**Provided entries**.

————

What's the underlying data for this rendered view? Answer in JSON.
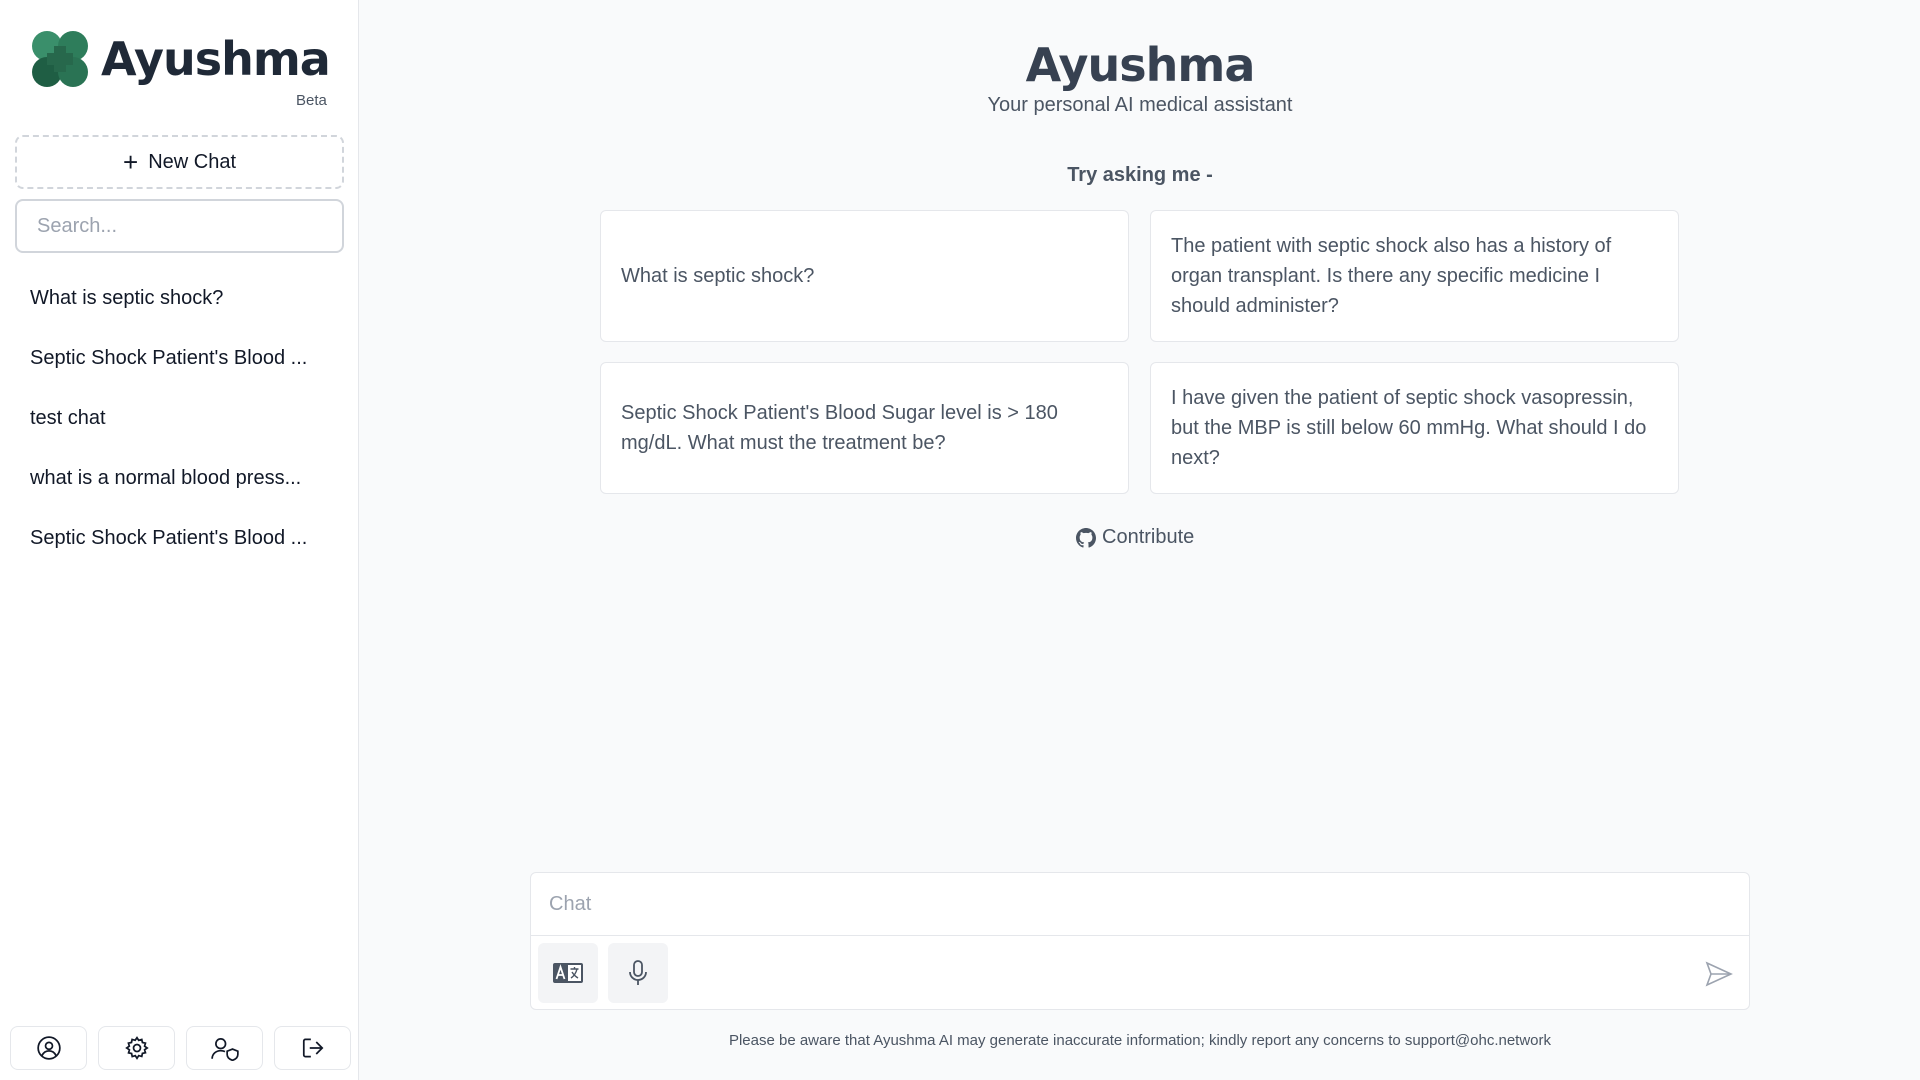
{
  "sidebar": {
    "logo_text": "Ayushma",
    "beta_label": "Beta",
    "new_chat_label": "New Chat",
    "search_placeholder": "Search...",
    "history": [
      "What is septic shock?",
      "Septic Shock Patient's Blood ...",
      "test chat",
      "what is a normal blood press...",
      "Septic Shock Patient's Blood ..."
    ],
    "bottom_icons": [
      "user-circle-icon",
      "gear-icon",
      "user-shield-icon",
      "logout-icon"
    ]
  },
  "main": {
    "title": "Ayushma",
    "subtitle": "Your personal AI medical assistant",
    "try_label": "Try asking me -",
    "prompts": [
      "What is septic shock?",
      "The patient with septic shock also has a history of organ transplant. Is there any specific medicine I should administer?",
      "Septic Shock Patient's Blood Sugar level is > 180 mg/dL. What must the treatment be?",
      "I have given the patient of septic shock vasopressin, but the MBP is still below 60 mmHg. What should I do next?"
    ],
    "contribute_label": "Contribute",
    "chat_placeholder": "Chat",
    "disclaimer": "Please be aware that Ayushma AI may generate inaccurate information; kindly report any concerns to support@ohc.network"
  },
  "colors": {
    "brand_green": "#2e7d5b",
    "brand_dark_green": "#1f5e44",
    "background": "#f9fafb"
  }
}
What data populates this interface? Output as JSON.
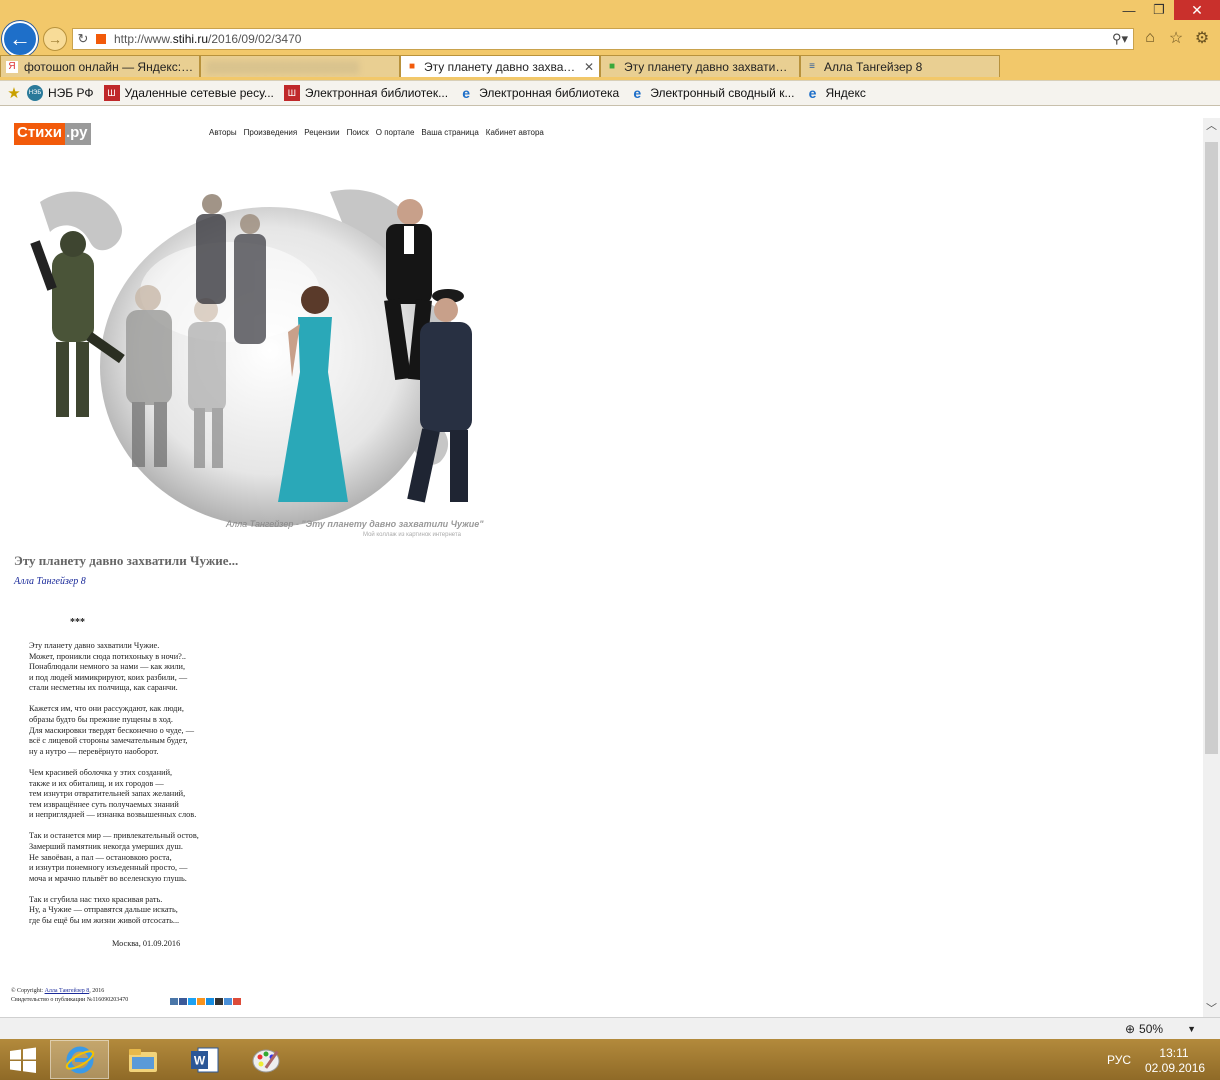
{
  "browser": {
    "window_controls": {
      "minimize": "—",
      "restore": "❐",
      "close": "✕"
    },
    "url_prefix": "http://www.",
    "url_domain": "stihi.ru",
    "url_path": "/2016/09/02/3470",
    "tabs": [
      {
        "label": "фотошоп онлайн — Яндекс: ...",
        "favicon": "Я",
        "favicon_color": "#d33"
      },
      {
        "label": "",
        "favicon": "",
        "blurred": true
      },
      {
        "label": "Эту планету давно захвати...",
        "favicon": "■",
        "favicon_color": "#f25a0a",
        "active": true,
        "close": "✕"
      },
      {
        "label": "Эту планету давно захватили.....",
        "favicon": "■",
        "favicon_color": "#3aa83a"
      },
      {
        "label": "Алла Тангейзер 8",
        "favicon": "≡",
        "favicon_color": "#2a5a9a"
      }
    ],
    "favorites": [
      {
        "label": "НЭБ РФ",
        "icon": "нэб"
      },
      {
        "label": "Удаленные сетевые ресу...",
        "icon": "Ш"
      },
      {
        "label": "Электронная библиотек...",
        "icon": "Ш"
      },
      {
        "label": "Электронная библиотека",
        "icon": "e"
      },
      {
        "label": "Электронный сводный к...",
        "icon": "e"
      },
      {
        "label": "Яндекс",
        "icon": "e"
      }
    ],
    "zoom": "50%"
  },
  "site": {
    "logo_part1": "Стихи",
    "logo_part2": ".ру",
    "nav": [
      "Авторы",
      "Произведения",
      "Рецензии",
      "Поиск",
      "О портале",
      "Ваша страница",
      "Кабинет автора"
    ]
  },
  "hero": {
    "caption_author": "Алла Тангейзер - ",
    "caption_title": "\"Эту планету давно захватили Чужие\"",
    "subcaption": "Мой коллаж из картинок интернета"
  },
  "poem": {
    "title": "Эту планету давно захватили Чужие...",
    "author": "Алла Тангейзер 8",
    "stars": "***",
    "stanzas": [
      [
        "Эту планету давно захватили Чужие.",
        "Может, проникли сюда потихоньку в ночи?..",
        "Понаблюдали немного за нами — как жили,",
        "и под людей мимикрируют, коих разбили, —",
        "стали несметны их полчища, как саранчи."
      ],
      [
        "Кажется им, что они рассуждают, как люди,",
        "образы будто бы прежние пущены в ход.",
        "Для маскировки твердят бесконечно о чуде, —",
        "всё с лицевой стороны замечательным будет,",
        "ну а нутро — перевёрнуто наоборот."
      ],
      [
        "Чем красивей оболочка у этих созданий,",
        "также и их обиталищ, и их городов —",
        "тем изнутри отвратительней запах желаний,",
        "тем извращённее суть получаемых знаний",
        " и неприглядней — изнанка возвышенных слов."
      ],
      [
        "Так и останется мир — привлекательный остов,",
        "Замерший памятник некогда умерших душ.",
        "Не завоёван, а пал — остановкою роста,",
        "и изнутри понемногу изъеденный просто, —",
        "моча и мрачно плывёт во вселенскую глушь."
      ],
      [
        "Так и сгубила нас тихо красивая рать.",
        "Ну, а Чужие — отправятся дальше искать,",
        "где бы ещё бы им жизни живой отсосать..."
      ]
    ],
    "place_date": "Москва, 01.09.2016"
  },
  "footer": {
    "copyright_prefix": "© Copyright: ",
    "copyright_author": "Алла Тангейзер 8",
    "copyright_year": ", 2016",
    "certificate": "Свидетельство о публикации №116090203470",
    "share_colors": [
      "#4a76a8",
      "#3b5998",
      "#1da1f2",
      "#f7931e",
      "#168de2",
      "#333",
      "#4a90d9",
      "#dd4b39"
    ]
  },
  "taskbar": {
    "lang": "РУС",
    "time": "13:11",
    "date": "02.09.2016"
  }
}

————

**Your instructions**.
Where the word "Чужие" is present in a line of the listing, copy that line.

**Solution for this problem**.
    "caption_title": "\"Эту планету давно захватили Чужие\"",
    "title": "Эту планету давно захватили Чужие...",
        "Эту планету давно захватили Чужие.",
        "Ну, а Чужие — отправятся дальше искать,",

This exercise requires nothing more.